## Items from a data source
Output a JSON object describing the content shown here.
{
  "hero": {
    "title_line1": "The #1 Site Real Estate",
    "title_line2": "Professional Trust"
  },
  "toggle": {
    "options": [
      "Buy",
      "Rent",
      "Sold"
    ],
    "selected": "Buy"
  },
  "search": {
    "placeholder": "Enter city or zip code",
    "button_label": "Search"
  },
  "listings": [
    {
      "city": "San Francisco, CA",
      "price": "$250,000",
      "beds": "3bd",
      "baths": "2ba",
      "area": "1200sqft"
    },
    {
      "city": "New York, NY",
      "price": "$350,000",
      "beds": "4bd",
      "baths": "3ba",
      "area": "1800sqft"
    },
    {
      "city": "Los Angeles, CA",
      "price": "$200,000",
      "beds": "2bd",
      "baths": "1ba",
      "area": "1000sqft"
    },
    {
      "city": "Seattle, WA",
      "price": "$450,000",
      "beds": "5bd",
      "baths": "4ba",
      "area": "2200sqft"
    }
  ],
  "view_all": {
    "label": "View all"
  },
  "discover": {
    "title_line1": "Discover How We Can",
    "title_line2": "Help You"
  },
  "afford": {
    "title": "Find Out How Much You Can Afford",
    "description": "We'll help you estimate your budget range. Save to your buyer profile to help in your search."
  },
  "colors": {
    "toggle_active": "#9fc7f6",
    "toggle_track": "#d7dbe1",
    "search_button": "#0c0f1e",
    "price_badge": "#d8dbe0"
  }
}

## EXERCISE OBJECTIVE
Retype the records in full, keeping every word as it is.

## TASK RESPONSE
Output a JSON object describing the content shown here.
{
  "hero": {
    "title_line1": "The #1 Site Real Estate",
    "title_line2": "Professional Trust"
  },
  "toggle": {
    "options": [
      "Buy",
      "Rent",
      "Sold"
    ],
    "selected": "Buy"
  },
  "search": {
    "placeholder": "Enter city or zip code",
    "button_label": "Search"
  },
  "listings": [
    {
      "city": "San Francisco, CA",
      "price": "$250,000",
      "beds": "3bd",
      "baths": "2ba",
      "area": "1200sqft"
    },
    {
      "city": "New York, NY",
      "price": "$350,000",
      "beds": "4bd",
      "baths": "3ba",
      "area": "1800sqft"
    },
    {
      "city": "Los Angeles, CA",
      "price": "$200,000",
      "beds": "2bd",
      "baths": "1ba",
      "area": "1000sqft"
    },
    {
      "city": "Seattle, WA",
      "price": "$450,000",
      "beds": "5bd",
      "baths": "4ba",
      "area": "2200sqft"
    }
  ],
  "view_all": {
    "label": "View all"
  },
  "discover": {
    "title_line1": "Discover How We Can",
    "title_line2": "Help You"
  },
  "afford": {
    "title": "Find Out How Much You Can Afford",
    "description": "We'll help you estimate your budget range. Save to your buyer profile to help in your search."
  },
  "colors": {
    "toggle_active": "#9fc7f6",
    "toggle_track": "#d7dbe1",
    "search_button": "#0c0f1e",
    "price_badge": "#d8dbe0"
  }
}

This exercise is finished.